New figures released this week showed online advertising in the UK was now worth £4 billion per year, and CEO of Feelunique.com Aaron Chatterley suggests that within this there is an impressive catalogue of activity from the UK’s health & beauty retailers.
A study by the Internet Advertising Bureau and professional services firm PricewaterhouseCoopers found that online advertising spending in Britain grew 12.8 per cent year-on-year to £4 billion in 2010 - three times as rapidly as in 2009.
The increase is good news for Google - which I imagine has pocketed most of the added spend - as well as Facebook, which is benefiting from an increase in targeted advertising spend.
Within the health & beauty market, online competition is heating up. The big guys on the high street are ramping up their efforts to compete with the dedicated e-tailers and as a result, consumers are being bombarded by offers of discounts and other marketing initiatives.
Some high street retailers are doing a better job than others in the arena of online marketing.
As far as I can see, Holland & Barrett has no Twitter or Facebook presence to bolster its marketing efforts. They do have an email subscription list for consumers to be kept up to date with new product releases and a limited affiliate marketing scheme for different websites and blogs.
Boots by contrast has nearly 63,000 fans on its Facebook page (at time of writing), with links to blogs that have details about products, as well as photo albums and other content.
The high street chemist’s much admired loyalty programme is also prominent. Boots has teamed up with over 50 other retailers, such as Asos.com, The White Company and New Look to enable consumers to collect Advantage card points when they shop online.
Boot’s YouTube channel only has 442 subscribers, but contains good information on products, tutorials for hair, make-up and so on.
Superdrug is another example of a high street retailer doing a good online marketing job. Customers can use their mobiles to scan items they want to buy from Superdrug’s own magazine called “Dare” and then purchase them when they get online.
The retailer, which has recently opened the first of many new look high street stores, has an affiliate programme for bloggers and nearly 5,000 followers on Twitter and 38,000 fans on Facebook, where it offers discount coupons, and a successful YouTube channel.
It is an impressive catalogue of activity.
High street health & beauty retailers may be coming late to the online party, but they are now realising that consumers want an extra level of service that they simply do not get in a store. They want to know details of the products they are buying, health & beauty advice and interaction with experts. It is simply easier to provide that level of engagement online than it is on the high street where time pressure on inexperienced staff makes it harder for the consumer to get the level of service that they would like.
But for my company and all the other major players in the sector, Google is still the dominant channel for online marketing.
Paid for search is still the primary driver of sales for e-tailers in our sector. With the high street players piling into online marketing, the price of advertising for the most important key words is going up. Good for Google, not so fantastic for us. But H&B companies that are totally dependent on paid search to drive their business will fail while companies that ignore the importance of paid search are equally unlikely to succeed.

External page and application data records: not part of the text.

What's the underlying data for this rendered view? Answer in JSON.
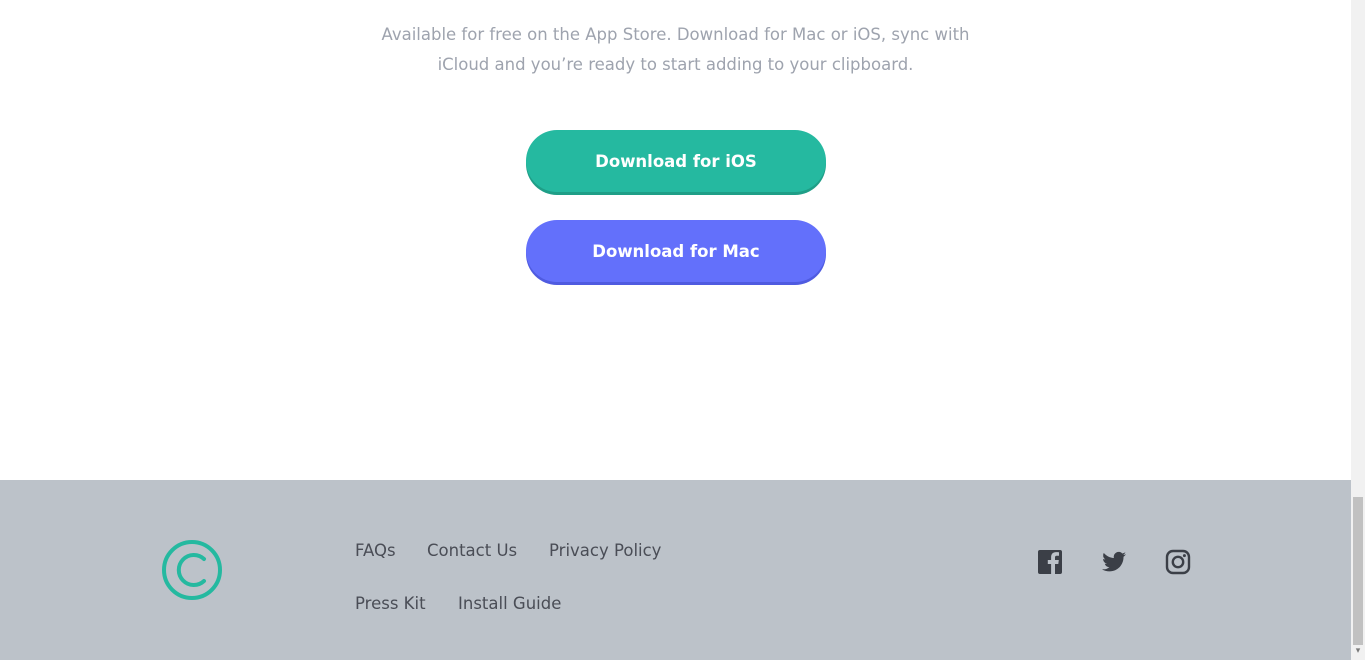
{
  "intro": {
    "line1": "Available for free on the App Store. Download for Mac or iOS, sync with",
    "line2": "iCloud and you’re ready to start adding to your clipboard."
  },
  "buttons": {
    "ios_label": "Download for iOS",
    "mac_label": "Download for Mac"
  },
  "footer": {
    "links": [
      "FAQs",
      "Contact Us",
      "Privacy Policy",
      "Press Kit",
      "Install Guide"
    ],
    "social_icons": [
      "facebook-icon",
      "twitter-icon",
      "instagram-icon"
    ]
  },
  "colors": {
    "accent_green": "#25b9a0",
    "accent_purple": "#6370fb",
    "footer_bg": "#bcc2c9",
    "text_muted": "#9ea3ae"
  }
}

Whichever way you look at it, online marketing spend will continue to go into Google’s coffers. As far as I am concerned, the other search engines, such as Bing, are currently insignificant in the UK market.
But online marketing using social media channels is still important. Once health & beauty retailers have succeeded in building up an online fan base, then it is vital that this community is rewarded for their loyalty through exclusive discounts, product advice and so on. And when social commerce really kicks off through the development of a real marketplace on Facebook, then we may see the dawn of a sales channel that provides a real challenge to Google.
And mobile commerce is also becoming a significant part of the overall marketing equation. We have seen an exponential growth in web traffic from consumers accessing our site from their smartphones. So a customised marketing proposition for mobile should now be seen as an essential component of any retailer’s overall online strategy.
But for now, to sum up online marketing for the health & beauty sector, it is simply best to misquote President Clinton: “It’s Google, stupid.”
Note: The views expressed here are those of Aaron Chatterley and do not necessarily represent the views of Retail Gazette.